Saved entries
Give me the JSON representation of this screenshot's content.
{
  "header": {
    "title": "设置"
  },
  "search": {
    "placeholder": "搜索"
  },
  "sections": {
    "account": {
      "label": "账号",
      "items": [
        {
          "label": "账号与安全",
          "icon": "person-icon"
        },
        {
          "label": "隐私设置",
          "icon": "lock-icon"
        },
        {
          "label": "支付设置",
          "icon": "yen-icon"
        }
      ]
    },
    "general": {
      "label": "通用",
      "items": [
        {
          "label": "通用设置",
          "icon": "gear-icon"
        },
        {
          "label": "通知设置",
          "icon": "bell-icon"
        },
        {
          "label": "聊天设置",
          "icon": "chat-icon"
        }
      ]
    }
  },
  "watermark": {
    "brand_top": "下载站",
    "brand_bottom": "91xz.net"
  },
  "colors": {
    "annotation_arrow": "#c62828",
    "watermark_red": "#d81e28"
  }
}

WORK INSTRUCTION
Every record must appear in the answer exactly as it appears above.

ANSWER FOR THE TASK
Give me the JSON representation of this screenshot's content.
{
  "header": {
    "title": "设置"
  },
  "search": {
    "placeholder": "搜索"
  },
  "sections": {
    "account": {
      "label": "账号",
      "items": [
        {
          "label": "账号与安全",
          "icon": "person-icon"
        },
        {
          "label": "隐私设置",
          "icon": "lock-icon"
        },
        {
          "label": "支付设置",
          "icon": "yen-icon"
        }
      ]
    },
    "general": {
      "label": "通用",
      "items": [
        {
          "label": "通用设置",
          "icon": "gear-icon"
        },
        {
          "label": "通知设置",
          "icon": "bell-icon"
        },
        {
          "label": "聊天设置",
          "icon": "chat-icon"
        }
      ]
    }
  },
  "watermark": {
    "brand_top": "下载站",
    "brand_bottom": "91xz.net"
  },
  "colors": {
    "annotation_arrow": "#c62828",
    "watermark_red": "#d81e28"
  }
}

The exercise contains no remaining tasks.